Global assets under management (AUM) in 2016 amounted to close to $100 trillion. Directing some of these assets into impact investments provides an opportunity to take sizable steps towards the achievement of global goals such as the SDGs. The market for impact investment—currently estimated at $228 billion AUM—is still relatively small, but is scaling up. However, the growth trajectory for impact investing shows significant momentum, with the industry growing fivefold between 2013 and 2017. And more than a quarter of AUM worldwide already are held in socially responsible investments that take account of Environmental, Social, or Governance (ESG) issues—a first step to financing with positive impact.
There is a compelling case for impact investing: doing well by doing good. The question for many investors is how to capitalize on these opportunities. What is needed to facilitate a higher percentage of investments that target impact? What are the gaps that need to be filled?
Despite greater interest in impact investing, and more product launches claiming to target impact, there is no common discipline for how to manage investments for impact and the systems needed to support this. This has created complexity and confusion for investors, as well as a lack of clear distinction between impact investing and other forms of responsible investing.

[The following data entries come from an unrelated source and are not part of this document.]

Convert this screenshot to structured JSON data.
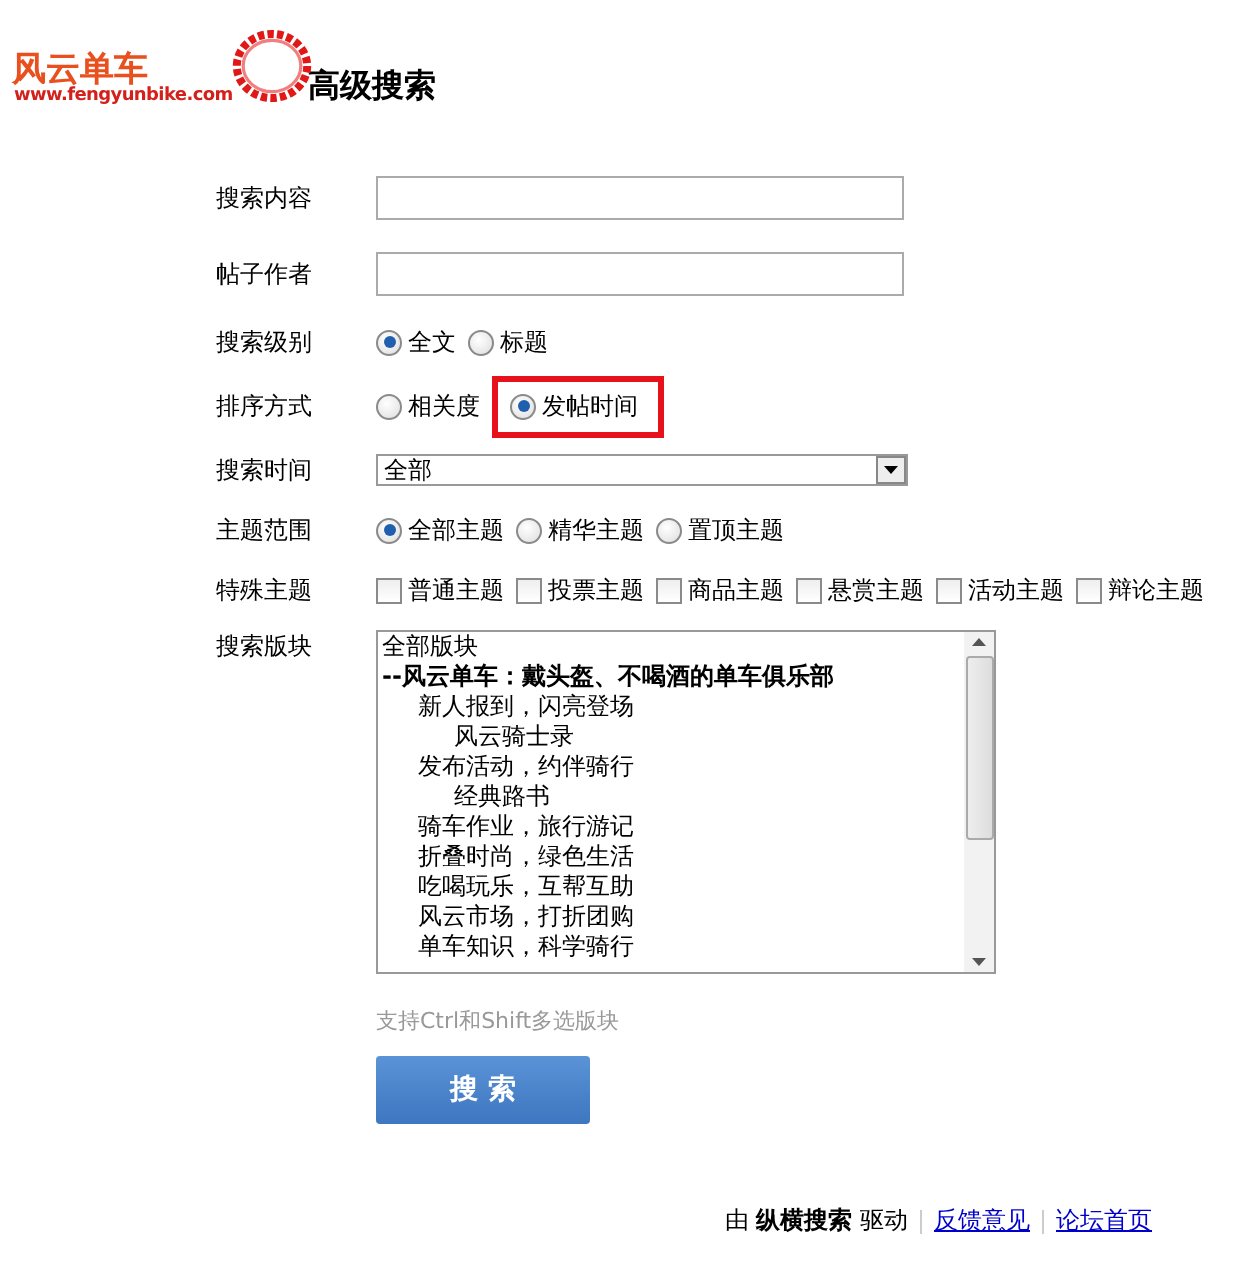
{
  "logo": {
    "name": "风云单车",
    "url": "www.fengyunbike.com"
  },
  "title": "高级搜索",
  "fields": [
    {
      "kind": "text",
      "label": "搜索内容"
    },
    {
      "kind": "text",
      "label": "帖子作者"
    },
    {
      "kind": "radio",
      "label": "搜索级别",
      "options": [
        {
          "label": "全文",
          "selected": true,
          "highlighted": false
        },
        {
          "label": "标题",
          "selected": false,
          "highlighted": false
        }
      ]
    },
    {
      "kind": "radio",
      "label": "排序方式",
      "options": [
        {
          "label": "相关度",
          "selected": false,
          "highlighted": false
        },
        {
          "label": "发帖时间",
          "selected": true,
          "highlighted": true
        }
      ]
    },
    {
      "kind": "select",
      "label": "搜索时间",
      "value": "全部"
    },
    {
      "kind": "radio",
      "label": "主题范围",
      "options": [
        {
          "label": "全部主题",
          "selected": true,
          "highlighted": false
        },
        {
          "label": "精华主题",
          "selected": false,
          "highlighted": false
        },
        {
          "label": "置顶主题",
          "selected": false,
          "highlighted": false
        }
      ]
    },
    {
      "kind": "checkbox",
      "label": "特殊主题",
      "options": [
        {
          "label": "普通主题",
          "checked": false
        },
        {
          "label": "投票主题",
          "checked": false
        },
        {
          "label": "商品主题",
          "checked": false
        },
        {
          "label": "悬赏主题",
          "checked": false
        },
        {
          "label": "活动主题",
          "checked": false
        },
        {
          "label": "辩论主题",
          "checked": false
        }
      ]
    },
    {
      "kind": "listbox",
      "label": "搜索版块",
      "items": [
        {
          "label": "全部版块",
          "bold": false
        },
        {
          "label": "--风云单车：戴头盔、不喝酒的单车俱乐部",
          "bold": true,
          "children": [
            {
              "label": "新人报到，闪亮登场",
              "bold": false,
              "children": [
                {
                  "label": "风云骑士录",
                  "bold": false
                }
              ]
            },
            {
              "label": "发布活动，约伴骑行",
              "bold": false,
              "children": [
                {
                  "label": "经典路书",
                  "bold": false
                }
              ]
            },
            {
              "label": "骑车作业，旅行游记",
              "bold": false
            },
            {
              "label": "折叠时尚，绿色生活",
              "bold": false
            },
            {
              "label": "吃喝玩乐，互帮互助",
              "bold": false
            },
            {
              "label": "风云市场，打折团购",
              "bold": false
            },
            {
              "label": "单车知识，科学骑行",
              "bold": false
            }
          ]
        }
      ],
      "hint": "支持Ctrl和Shift多选版块"
    }
  ],
  "submit": "搜 索",
  "footer": {
    "powered": "由 **纵横搜索** 驱动",
    "links": [
      "反馈意见",
      "论坛首页"
    ]
  }
}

Having a common discipline and market consensus on how to manage investments for impact will, for example, help asset owners differentiate impact investments from other opportunities, and enable asset managers to follow best practices in managing funds for impact. The Principles have been developed by a group of asset owners, managers, and allocators to enhance discipline around impact investing, mobilize more funds for impact investments, and increase the potential impact that such funds could achieve.